It is a rare day that Palanippan Chidambaram (64) has earmarked entirely for campaigning.
The previous evening the Union home minister had to chair a high level meeting on the Sri Lankan Tamil issue before rushing off to catch the flight to Chennai. In Chennai he briefed Tamil Nadu chief minister M. Karunanidhi on its outcome, retired briefly for the night, only to leave early morning to catch another flight to Madurai. His constituency, Sivaganga, which he is contesting for the eighth consecutive time, is another 60 km away.
Yet Chidambaram — or ‘PC’ as he is universally called here — looks fresh and composed as ever as he alights from his vehicle at about 10 am, outside a community hall in Sivaganga, clad in his trademark white shirt and white mundu, and acknowledges the greetings of hundreds of Congress and DMK workers. (The two parties are fighting the election together.) His security having been increased after the Mumbai terror attack last November, five vehicles chockfull of security men screech to a halt as well.
Chidambaram strides up to the podium inside the hall and starts his first public meeting of the day. He explains to his listeners why there is no point in voting for his rival, Raja Kannappan of the AIADMK.,
“Small parties like the AIADMK cannot form the government in Delhi,” he notes. “Only the Congress can do so.”
There are a fair number of women, including burqa clad Muslim women, in the crowd. Chidambaram turns to them as he begins enumerating the UPA government’s achievements. “We’ve made bank finance available to women at very low interest rates,” he says, “while the AIADMK supports usurious moneylenders.”
He asks the women a rhetorical question. “Raise your hands if you agree,” he says. All the women duly do so. “The hand is also the Congress symbol,” adds Chidambaram. The audience guffaws.
Most of the half an hour speech is devoted to the achievements. “I have brought two Kendriya Vidyalayas to this constituency,” he reminds his listeners. “I got the DMK to lay underground sewage systems in three towns. I got a Rs 95 crore medical college built here.” A printed booklet of his contributions as MP is distributed.
Yet Chidambaram is nothing if not discreet. As home minister he prefers not to utter a word about the most burning issue in the state — the fate of the Sri Lanka Tamils.

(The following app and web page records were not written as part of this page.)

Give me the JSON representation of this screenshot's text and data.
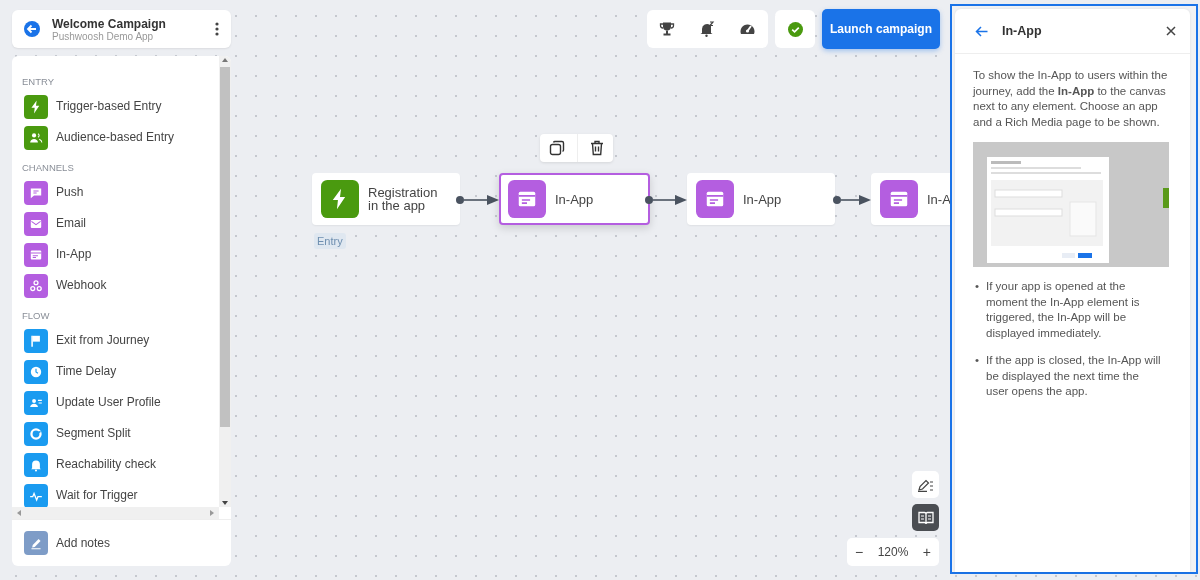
{
  "header": {
    "title": "Welcome Campaign",
    "subtitle": "Pushwoosh Demo App"
  },
  "palette": {
    "sections": [
      {
        "title": "ENTRY",
        "color": "#4a9a0f",
        "items": [
          {
            "label": "Trigger-based Entry",
            "kind": "bolt"
          },
          {
            "label": "Audience-based Entry",
            "kind": "people"
          }
        ]
      },
      {
        "title": "CHANNELS",
        "color": "#b45ee0",
        "items": [
          {
            "label": "Push",
            "kind": "message"
          },
          {
            "label": "Email",
            "kind": "envelope"
          },
          {
            "label": "In-App",
            "kind": "window"
          },
          {
            "label": "Webhook",
            "kind": "webhook"
          }
        ]
      },
      {
        "title": "FLOW",
        "color": "#1a9bf0",
        "items": [
          {
            "label": "Exit from Journey",
            "kind": "flag"
          },
          {
            "label": "Time Delay",
            "kind": "clock"
          },
          {
            "label": "Update User Profile",
            "kind": "profile"
          },
          {
            "label": "Segment Split",
            "kind": "split"
          },
          {
            "label": "Reachability check",
            "kind": "bell"
          },
          {
            "label": "Wait for Trigger",
            "kind": "pulse"
          }
        ]
      }
    ],
    "footer": {
      "label": "Add notes",
      "kind": "pencil",
      "color": "#7e9cc7"
    }
  },
  "toolbar": {
    "launch_button": "Launch campaign"
  },
  "nodes": [
    {
      "label": "Registration in the app",
      "kind": "bolt",
      "color": "#4a9a0f",
      "selected": false,
      "tag": "Entry"
    },
    {
      "label": "In-App",
      "kind": "window",
      "color": "#b45ee0",
      "selected": true
    },
    {
      "label": "In-App",
      "kind": "window",
      "color": "#b45ee0",
      "selected": false
    },
    {
      "label": "In-A",
      "kind": "window",
      "color": "#b45ee0",
      "selected": false
    }
  ],
  "zoom": {
    "minus": "−",
    "value": "120%",
    "plus": "+"
  },
  "help_panel": {
    "title": "In-App",
    "marker": "•",
    "intro": "To show the In-App to users within the journey, add the **In-App** to the canvas next to any element. Choose an app and a Rich Media page to be shown.",
    "bullets": [
      "If your app is opened at the moment the In-App element is triggered, the In-App will be displayed immediately.",
      "If the app is closed, the In-App will be displayed the next time the user opens the app."
    ]
  }
}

There follow two more similar meetings — the first near the Collectorate in Sivaganga town, the second at Kaliyarkovil, 16 km away. Chidambaram also takes care never to attack his AIADMK opponent directly. “I’ve no cases against me,” is his only indirect reference. The audience knows Kannappan is facing several corruption charges, and smirks.

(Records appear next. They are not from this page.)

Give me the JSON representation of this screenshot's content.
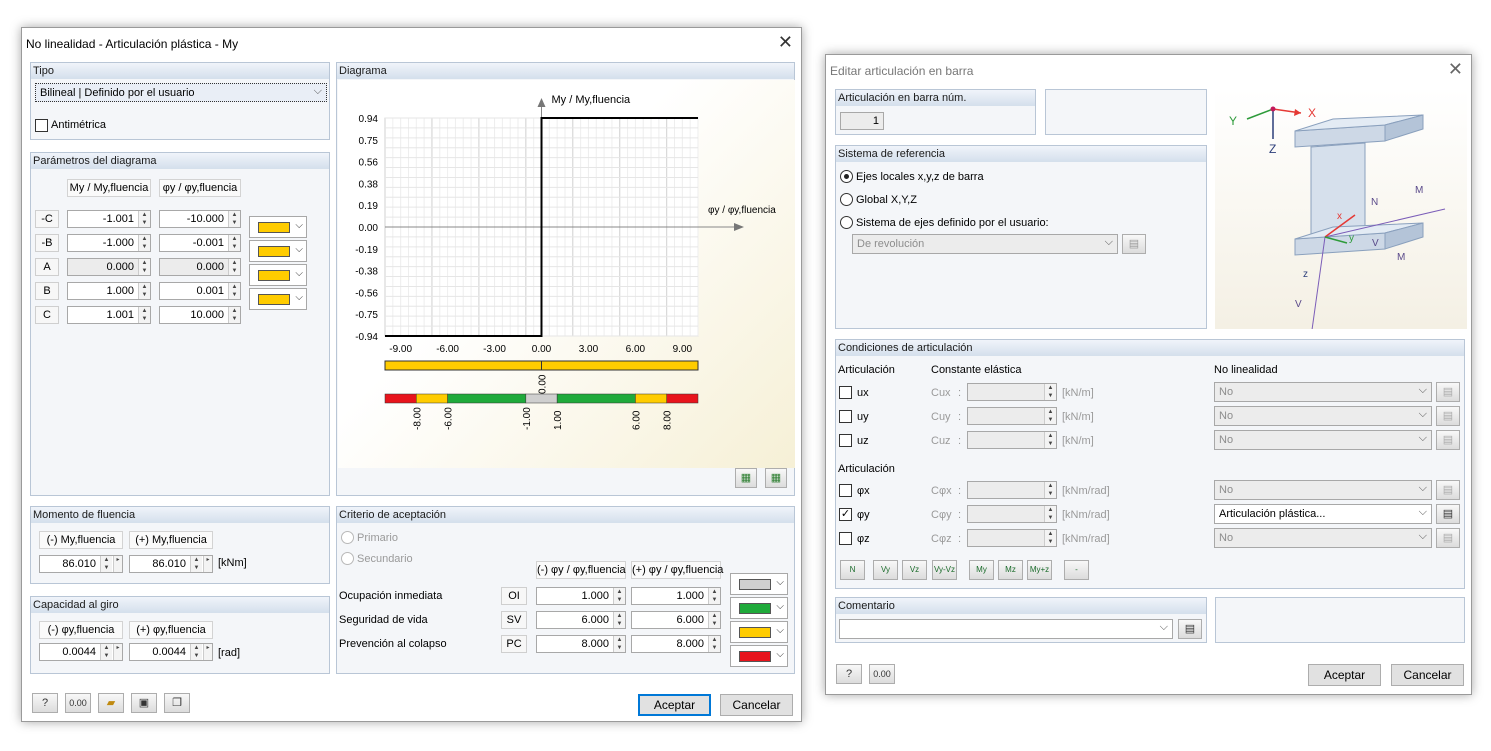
{
  "w1": {
    "title": "No linealidad - Articulación plástica - My",
    "tipo": {
      "header": "Tipo",
      "combo": "Bilineal | Definido por el usuario",
      "antimetrica": "Antimétrica"
    },
    "params": {
      "header": "Parámetros del diagrama",
      "col1": "My / My,fluencia",
      "col2": "φy / φy,fluencia",
      "rows": [
        {
          "label": "-C",
          "v1": "-1.001",
          "v2": "-10.000"
        },
        {
          "label": "-B",
          "v1": "-1.000",
          "v2": "-0.001"
        },
        {
          "label": "A",
          "v1": "0.000",
          "v2": "0.000"
        },
        {
          "label": "B",
          "v1": "1.000",
          "v2": "0.001"
        },
        {
          "label": "C",
          "v1": "1.001",
          "v2": "10.000"
        }
      ]
    },
    "diagrama": {
      "header": "Diagrama",
      "yaxis_label": "My / My,fluencia",
      "xaxis_label": "φy / φy,fluencia",
      "bar_label": "0.00",
      "limit_labels": [
        "-8.00",
        "-6.00",
        "-1.00",
        "1.00",
        "6.00",
        "8.00"
      ]
    },
    "momento": {
      "header": "Momento de fluencia",
      "col_neg": "(-) My,fluencia",
      "col_pos": "(+) My,fluencia",
      "neg": "86.010",
      "pos": "86.010",
      "unit": "[kNm]"
    },
    "giro": {
      "header": "Capacidad al giro",
      "col_neg": "(-) φy,fluencia",
      "col_pos": "(+) φy,fluencia",
      "neg": "0.0044",
      "pos": "0.0044",
      "unit": "[rad]"
    },
    "criterio": {
      "header": "Criterio de aceptación",
      "primario": "Primario",
      "secundario": "Secundario",
      "col_neg": "(-) φy / φy,fluencia",
      "col_pos": "(+) φy / φy,fluencia",
      "rows": [
        {
          "label": "Ocupación inmediata",
          "abbr": "OI",
          "neg": "1.000",
          "pos": "1.000"
        },
        {
          "label": "Seguridad de vida",
          "abbr": "SV",
          "neg": "6.000",
          "pos": "6.000"
        },
        {
          "label": "Prevención al colapso",
          "abbr": "PC",
          "neg": "8.000",
          "pos": "8.000"
        }
      ]
    },
    "aceptar": "Aceptar",
    "cancelar": "Cancelar"
  },
  "chart_data": {
    "type": "line",
    "title": "",
    "xlabel": "φy / φy,fluencia",
    "ylabel": "My / My,fluencia",
    "xlim": [
      -10,
      10
    ],
    "ylim": [
      -0.94,
      0.94
    ],
    "xticks": [
      "-9.00",
      "-6.00",
      "-3.00",
      "0.00",
      "3.00",
      "6.00",
      "9.00"
    ],
    "yticks": [
      "0.94",
      "0.75",
      "0.56",
      "0.38",
      "0.19",
      "0.00",
      "-0.19",
      "-0.38",
      "-0.56",
      "-0.75",
      "-0.94"
    ],
    "series": [
      {
        "x": [
          -10,
          -0.001,
          0,
          0.001,
          10
        ],
        "y": [
          -1.001,
          -1.0,
          0,
          1.0,
          1.001
        ]
      }
    ],
    "grid": true
  },
  "w2": {
    "title": "Editar articulación en barra",
    "num": {
      "header": "Articulación en barra núm.",
      "value": "1"
    },
    "sistema": {
      "header": "Sistema de referencia",
      "opt1": "Ejes locales x,y,z de barra",
      "opt2": "Global X,Y,Z",
      "opt3": "Sistema de ejes definido por el usuario:",
      "combo": "De revolución"
    },
    "cond": {
      "header": "Condiciones de articulación",
      "col1": "Articulación",
      "col2": "Constante elástica",
      "col3": "No linealidad",
      "art2": "Articulación",
      "rows": [
        {
          "label": "ux",
          "c": "Cux",
          "unit": "[kN/m]",
          "nl": "No",
          "checked": false,
          "active": false
        },
        {
          "label": "uy",
          "c": "Cuy",
          "unit": "[kN/m]",
          "nl": "No",
          "checked": false,
          "active": false
        },
        {
          "label": "uz",
          "c": "Cuz",
          "unit": "[kN/m]",
          "nl": "No",
          "checked": false,
          "active": false
        },
        {
          "label": "φx",
          "c": "Cφx",
          "unit": "[kNm/rad]",
          "nl": "No",
          "checked": false,
          "active": false
        },
        {
          "label": "φy",
          "c": "Cφy",
          "unit": "[kNm/rad]",
          "nl": "Articulación plástica...",
          "checked": true,
          "active": true
        },
        {
          "label": "φz",
          "c": "Cφz",
          "unit": "[kNm/rad]",
          "nl": "No",
          "checked": false,
          "active": false
        }
      ],
      "tools": [
        "N",
        "Vy",
        "Vz",
        "Vy-Vz",
        "My",
        "Mz",
        "My+z",
        "-"
      ]
    },
    "comentario": {
      "header": "Comentario"
    },
    "aceptar": "Aceptar",
    "cancelar": "Cancelar"
  },
  "colors": {
    "yellow": "#ffcc00",
    "green": "#1faa3b",
    "red": "#e8141c",
    "gray": "#cfcfcf",
    "accent": "#0078d7"
  }
}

At 2.30 pm, Chidambaram takes an hour’s break at his ancestral house in nearby Kandanur town for a frugal vegetarian meal and discussions with party workers. Then it’s the campaign trail again, visiting as many as 10 villages until night falls.

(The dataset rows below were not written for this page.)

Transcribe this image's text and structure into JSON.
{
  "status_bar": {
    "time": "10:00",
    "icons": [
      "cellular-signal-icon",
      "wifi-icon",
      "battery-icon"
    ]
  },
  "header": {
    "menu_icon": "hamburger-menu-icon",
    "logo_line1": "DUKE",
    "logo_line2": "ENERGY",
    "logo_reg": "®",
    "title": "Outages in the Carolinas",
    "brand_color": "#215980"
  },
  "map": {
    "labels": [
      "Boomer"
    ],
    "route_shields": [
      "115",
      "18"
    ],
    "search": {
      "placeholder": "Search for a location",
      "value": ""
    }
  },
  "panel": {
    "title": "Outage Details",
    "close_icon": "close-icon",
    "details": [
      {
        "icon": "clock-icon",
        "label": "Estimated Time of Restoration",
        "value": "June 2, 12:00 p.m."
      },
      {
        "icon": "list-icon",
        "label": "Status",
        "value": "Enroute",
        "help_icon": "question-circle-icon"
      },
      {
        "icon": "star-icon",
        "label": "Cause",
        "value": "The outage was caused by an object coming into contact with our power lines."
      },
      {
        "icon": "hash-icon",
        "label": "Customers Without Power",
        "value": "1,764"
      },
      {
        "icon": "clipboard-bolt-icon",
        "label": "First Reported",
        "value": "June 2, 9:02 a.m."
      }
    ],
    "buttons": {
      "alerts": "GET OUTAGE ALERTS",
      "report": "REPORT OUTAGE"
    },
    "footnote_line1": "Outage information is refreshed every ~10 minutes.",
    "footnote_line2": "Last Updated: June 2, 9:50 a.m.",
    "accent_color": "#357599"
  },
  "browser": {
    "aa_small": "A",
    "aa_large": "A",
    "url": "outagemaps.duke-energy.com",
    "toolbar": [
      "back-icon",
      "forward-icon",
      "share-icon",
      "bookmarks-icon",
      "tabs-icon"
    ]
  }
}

No halls in the villages: Chidambaram must manage with shaky, makeshift podiums; sometimes even address his audience standing up on a campaign jeep.
“I was initially reluctant to become home minister,” he reveals at Sevinipatti village. “But I took the job realizing it was a recognition that a person from Tamil Nadu deserved to sit in the same chair that Sardar Vallabhbhai Patel had once occupied. This has brought laurels to Tamil Nadu.”